by JOVICA ILIC | VIEW 3832
Toppling Rafael Nadal in the Australian Open quarters, Dominic Thiem was the player to beat together with the Melbourne king Djokovic, giving his 120% against the Serb in the final and still settling with the runner-up prize.
After a titanic battle, Novak produced a 6-4, 4-6, 2-6, 6-3, 6-4 triumph in four hours, adding the 17th Major trophy to his tally and moving closer to Federer and Nadal in the GOAT race. Djokovic endured all the obstacles and stood strong in the end, defending 2000 points and returning to the ATP throne.
It was the 11th Major title for the Serb on hard courts, joining Roger Federer at the top and becoming the third player after Federer and Nadal with eight crowns at a single Major. Djokovic won ten points more, forcing more errors from Dominic and hitting fewer unforced mistakes, although all the numbers were mighty close.

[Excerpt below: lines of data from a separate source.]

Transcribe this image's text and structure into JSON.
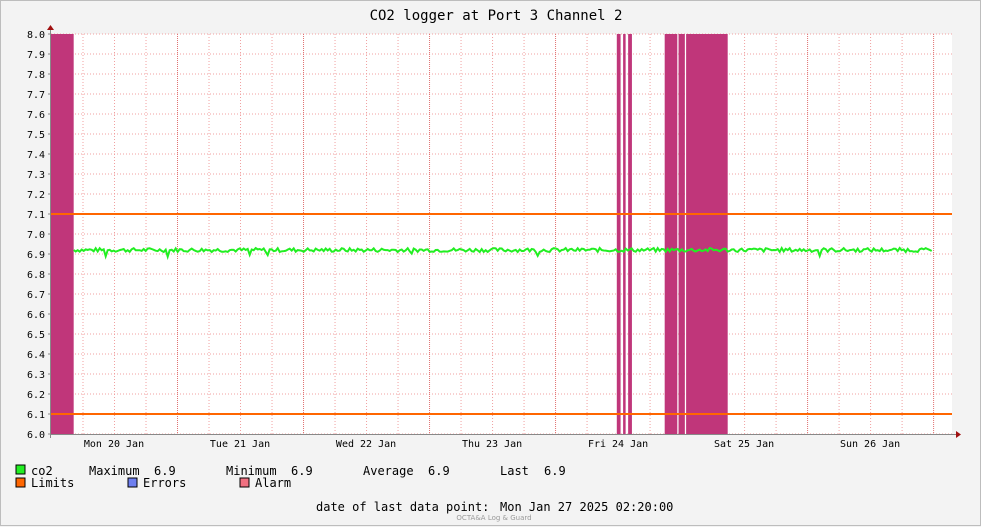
{
  "chart_data": {
    "type": "line",
    "title": "CO2 logger at Port 3 Channel 2",
    "xlabel": "",
    "ylabel": "",
    "ylim": [
      6.0,
      8.0
    ],
    "y_ticks": [
      "6.0",
      "6.1",
      "6.2",
      "6.3",
      "6.4",
      "6.5",
      "6.6",
      "6.7",
      "6.8",
      "6.9",
      "7.0",
      "7.1",
      "7.2",
      "7.3",
      "7.4",
      "7.5",
      "7.6",
      "7.7",
      "7.8",
      "7.9",
      "8.0"
    ],
    "x_range_days": [
      0,
      7.15
    ],
    "x_ticks": [
      {
        "label": "Mon 20 Jan",
        "day": 0.5
      },
      {
        "label": "Tue 21 Jan",
        "day": 1.5
      },
      {
        "label": "Wed 22 Jan",
        "day": 2.5
      },
      {
        "label": "Thu 23 Jan",
        "day": 3.5
      },
      {
        "label": "Fri 24 Jan",
        "day": 4.5
      },
      {
        "label": "Sat 25 Jan",
        "day": 5.5
      },
      {
        "label": "Sun 26 Jan",
        "day": 6.5
      }
    ],
    "grid": true,
    "series": [
      {
        "name": "co2",
        "color": "#22ee22",
        "level": 6.92,
        "start_day": 0.18,
        "end_day": 7.0
      }
    ],
    "limits": {
      "name": "Limits",
      "color": "#ff6600",
      "values": [
        6.1,
        7.1
      ]
    },
    "alarm_bands": [
      {
        "start_day": 0.0,
        "end_day": 0.18
      },
      {
        "start_day": 4.49,
        "end_day": 4.52
      },
      {
        "start_day": 4.54,
        "end_day": 4.56
      },
      {
        "start_day": 4.58,
        "end_day": 4.61
      },
      {
        "start_day": 4.87,
        "end_day": 4.97
      },
      {
        "start_day": 4.98,
        "end_day": 5.03
      },
      {
        "start_day": 5.04,
        "end_day": 5.37
      }
    ],
    "alarm_color": "#c0367a",
    "legend_placement": "bottom-left"
  },
  "legend": {
    "co2": {
      "label": "co2",
      "color": "#22ee22"
    },
    "stats": [
      {
        "label": "Maximum",
        "value": "6.9"
      },
      {
        "label": "Minimum",
        "value": "6.9"
      },
      {
        "label": "Average",
        "value": "6.9"
      },
      {
        "label": "Last",
        "value": "6.9"
      }
    ],
    "limits": {
      "label": "Limits",
      "color": "#ff6600"
    },
    "errors": {
      "label": "Errors",
      "color": "#6e7ff0"
    },
    "alarm": {
      "label": "Alarm",
      "color": "#f07080"
    }
  },
  "footer": {
    "last_point_label": "date of last data point:",
    "last_point_value": "Mon Jan 27 2025 02:20:00",
    "credit": "OCTA&A Log & Guard"
  },
  "colors": {
    "grid": "#f0a0a0",
    "axis": "#888888",
    "background": "#ffffff"
  }
}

Nothing could separate them in the mid-range exchanges, while the Serb had a slim advantage in the shortest and most advanced rallies, recovering after a poor third set to reign supreme. There were five breaks on each side, and Novak used all of his experience to cross the finish line first and stay undefeated in the Australian Open semis and finals.
Thiem wasted game points in his first service game to suffer a break, pulling it back at 2-4 following Djokovic's backhand error. The Serb grabbed another break at 5-4 when the Austrian hit a double fault, taking the opener 6-4 and settling into a fine rhythm.

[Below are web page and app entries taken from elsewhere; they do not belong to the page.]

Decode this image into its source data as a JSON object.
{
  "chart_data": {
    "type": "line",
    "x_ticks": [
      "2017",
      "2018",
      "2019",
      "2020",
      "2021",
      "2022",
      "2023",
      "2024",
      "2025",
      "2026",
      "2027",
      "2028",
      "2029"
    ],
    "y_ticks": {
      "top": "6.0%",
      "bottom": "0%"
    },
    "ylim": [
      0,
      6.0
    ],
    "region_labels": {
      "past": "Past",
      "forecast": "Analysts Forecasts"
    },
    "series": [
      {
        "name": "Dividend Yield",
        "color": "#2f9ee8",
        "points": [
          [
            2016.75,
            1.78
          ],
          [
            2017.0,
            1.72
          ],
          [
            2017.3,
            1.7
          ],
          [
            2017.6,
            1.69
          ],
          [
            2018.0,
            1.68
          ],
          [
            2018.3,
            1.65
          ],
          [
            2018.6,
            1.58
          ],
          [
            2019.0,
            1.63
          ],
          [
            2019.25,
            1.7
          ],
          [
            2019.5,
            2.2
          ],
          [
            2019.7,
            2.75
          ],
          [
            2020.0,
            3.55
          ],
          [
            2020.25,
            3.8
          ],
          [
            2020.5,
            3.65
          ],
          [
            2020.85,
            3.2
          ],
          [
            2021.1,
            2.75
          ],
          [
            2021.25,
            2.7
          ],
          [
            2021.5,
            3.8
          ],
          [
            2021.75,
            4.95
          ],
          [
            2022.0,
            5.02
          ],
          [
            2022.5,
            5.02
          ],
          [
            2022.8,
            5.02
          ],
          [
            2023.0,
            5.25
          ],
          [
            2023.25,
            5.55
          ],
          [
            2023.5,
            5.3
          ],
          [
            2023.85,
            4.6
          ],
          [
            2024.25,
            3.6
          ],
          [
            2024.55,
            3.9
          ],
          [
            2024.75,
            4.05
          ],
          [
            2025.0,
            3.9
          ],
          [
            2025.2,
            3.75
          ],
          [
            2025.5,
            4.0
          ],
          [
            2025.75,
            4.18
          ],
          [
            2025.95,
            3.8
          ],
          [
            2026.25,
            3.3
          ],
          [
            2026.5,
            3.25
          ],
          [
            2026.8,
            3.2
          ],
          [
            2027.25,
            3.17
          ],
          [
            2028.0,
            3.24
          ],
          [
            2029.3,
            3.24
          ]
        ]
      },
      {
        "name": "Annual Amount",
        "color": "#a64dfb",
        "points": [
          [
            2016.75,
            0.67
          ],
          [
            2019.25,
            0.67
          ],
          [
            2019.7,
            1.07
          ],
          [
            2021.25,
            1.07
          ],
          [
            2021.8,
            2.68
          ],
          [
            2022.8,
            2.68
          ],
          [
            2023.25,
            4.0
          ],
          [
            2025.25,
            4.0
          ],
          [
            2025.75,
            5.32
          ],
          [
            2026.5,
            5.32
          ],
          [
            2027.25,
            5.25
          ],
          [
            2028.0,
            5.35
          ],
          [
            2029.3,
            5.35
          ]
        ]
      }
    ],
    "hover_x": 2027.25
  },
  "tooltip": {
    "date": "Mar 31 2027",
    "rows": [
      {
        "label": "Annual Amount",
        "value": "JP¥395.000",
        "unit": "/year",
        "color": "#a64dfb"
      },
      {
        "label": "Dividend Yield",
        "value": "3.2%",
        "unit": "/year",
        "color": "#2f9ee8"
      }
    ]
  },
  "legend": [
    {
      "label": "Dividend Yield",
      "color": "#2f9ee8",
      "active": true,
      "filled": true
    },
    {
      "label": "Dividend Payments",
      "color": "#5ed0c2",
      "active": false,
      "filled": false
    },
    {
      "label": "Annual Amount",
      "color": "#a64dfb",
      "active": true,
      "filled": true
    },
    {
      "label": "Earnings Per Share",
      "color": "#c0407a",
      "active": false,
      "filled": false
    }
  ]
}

Dominic forged the advantage in the second set's third game before losing it at 4-3 when Novak broke back. Unlike the opener, Thiem was more focused in those moments, earning a break at 15 in the ninth game and securing the set with a hold at 15 to level the overall score.
Novak Djokovic won the 17th Major title at the Australian Open over Dominic Thiem.
Carried by this momentum, the Austrian raced into a 4-0 lead in set number three, fending off a break chance in game eight to win the set 6-2 and move one away from the first Major title.
With no room for errors, Djokovic survived a break chance in the fourth set's third game and took 12 of the last 15 points to rattle off three straight games at 3-3 and gain a massive boost ahead of the decider. Thiem kicked off the final set with a good hold, matched by Djokovic, who leveled the score at 1-1 with a hold at love after a forehand winner, looking like a player on the mission after the fourth.
The Serb broke the Austrian at 1-1 and fended off two break opportunities in the next one to forge a 3-1 advantage. With his back pushed against the wall, Dominic held after deuce in game five for a vital hold that kept him within one break deficit.
Facing a break point at 2-4, Thiem repelled it with a service winner, closing the game with another powerful serve to stay in touch. Novak produced a service winner in game eight to keep his advantage, forcing the rival to serve for remaining in the match at 3-5.
Showing no signs of nerves, Thiem held at 15 when Djokovic sprayed a backhand mistake, reducing the deficit to 4-5 and returning to stay in the competition. He opened the game with a backhand down the line winner, denied by Djokovic, who placed an ace for a 15-15 and held after a forehand error from Thiem to celebrate the title.